3
$\begingroup$

enter image description here

Are A and B conditionally independent given the class label?

I calculated that

$$P(A=1) = \frac{1}{2}$$ $$P(B=1) = \frac{2}{5}$$ $$P(A=1,B=1)=\frac{1}{5}$$

My answer is yes. I do it by anding $(A\text{ and }B)$ which shows that when $A = 1$ and $B = 1$ it doesn't imply Class will be +. How can I actually prove this without this pseudo prove I have come up with?

$\endgroup$
0
$\begingroup$

A and B are conditionaly independent of C iff for every value of C, $P(A\cap B|C) = P(A|C)P(B|C)$

Lets try class = +.

$P(A\cap B|+)=\frac{P(A\cap\ B \cap +)}{P(+)} = \frac{1}{5} \neq P(A|+)P(B|+) = \frac{3}{5}\frac{2}{5} = \frac{6}{25}$

So no, they are not.

$\endgroup$
-1
$\begingroup$
  1. Marginalize to get the mass functions $p_{A \mid CL}(a \mid cl),p_{B \mid CL}(b \mid cl)$ and $p_{A,B \mid CL}(a,b \mid cl).$
  2. Check for every class label $CL=cl$ and $\forall a,b$ if the following holds (this is the definition of conditional independence of independence in general):
    $p_{A,B \mid CL}(A=a,B=b \mid CL=cl) = p_{A \mid CL}(A=a \mid CL=cl)p_{B \mid CL}(B=b \mid CL=cl)$
    If it holds, then $A,B$ are conditionally independent of the class label $CL$
$\endgroup$
  • $\begingroup$ Can you explain your answer a little more? I would appreciate it. $\endgroup$ – Mike John Nov 22 '13 at 2:52
  • $\begingroup$ Is there a reason for the downvote? $\endgroup$ – Sudarsan Nov 22 '13 at 23:23
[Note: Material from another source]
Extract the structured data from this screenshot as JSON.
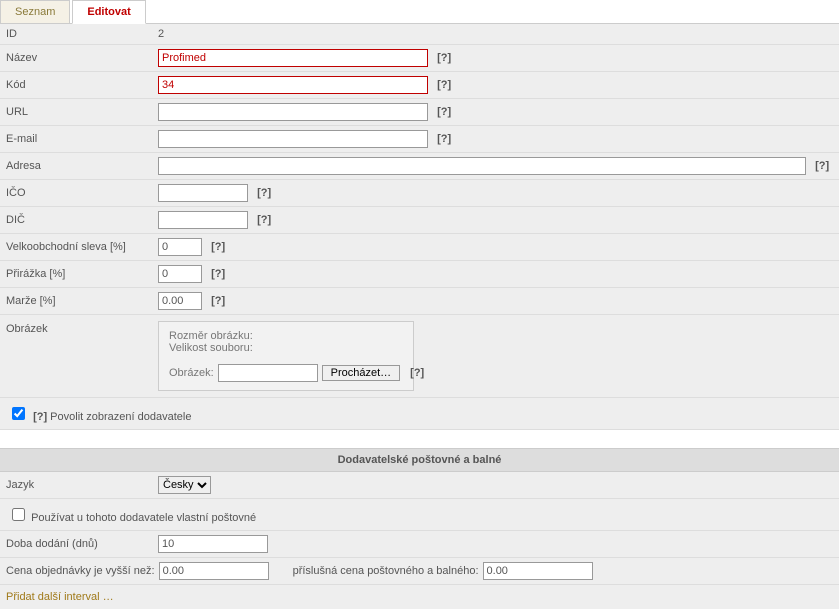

Your Answer

By clicking “Post Your Answer”, you agree to our terms of service, privacy policy and cookie policy

Not the answer you're looking for? Browse other questions tagged or ask your own question.